One of the primary drivers of the Pound\’s exchange rate is the interest rate set by the Bank of England. When the central bank increases interest rates, it attracts foreign investors seeking higher returns, which strengthens the demand for British Pound and leads to an appreciation in value. Conversely, a decrease in interest rates can deter foreign investment, resulting in a decrease in demand and a decline in the Pound\’s value.
Another crucial factor affecting the Pound\’s exchange rate is the economic performance of the United Kingdom. A robust economy, characterized by high GDP growth, low unemployment rates, and a balanced fiscal policy, tends to attract foreign investors. This increased confidence in the country\’s economic outlook leads to an inflow of capital, thus strengthening the Pound. On the contrary, if the UK faces economic challenges such as a recession or political instability, it can weaken the Pound.
Furthermore, geopolitical factors play a significant role in determining the Pound\’s exchange rate. Events such as Brexit, trade disputes, and political tensions can introduce uncertainty into the market, causing fluctuations in the Pound\’s value.

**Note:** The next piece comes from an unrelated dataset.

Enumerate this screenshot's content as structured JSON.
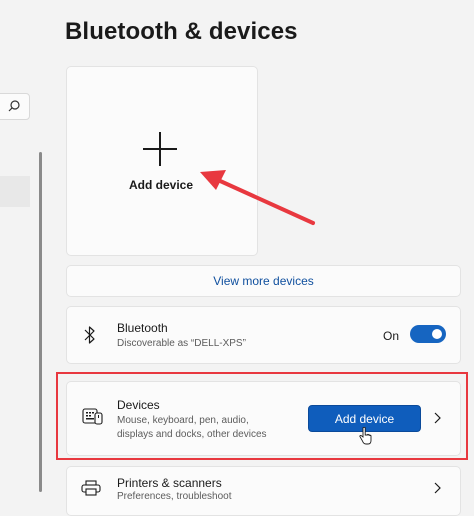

News and developments related to these events are closely watched by investors, who adjust their positions accordingly, impacting the exchange rate.
The value of the Pound also depends on the balance of trade between the United Kingdom and its trading partners. If a country imports more goods and services than it exports, it creates a trade deficit, which can put downward pressure on its currency. On the other hand, a trade surplus, where a country exports more than it imports, can strengthen the currency. Therefore, factors such as export competitiveness, import levels, and fluctuations in commodity prices all influence the exchange rate of the Pound.
In conclusion, the exchange rate of the British Pound is determined by a complex interplay of various factors. Interest rates, economic indicators, geopolitical events, and trade balances all contribute to the value of the Pound on the international stage. As one of the world\’s leading currencies, understanding these influences is crucial for businesses, investors, and policymakers alike. While the Pound\’s exchange rate may continue to fluctuate, its long-established stability ensures its significance in the global financial system remains intact.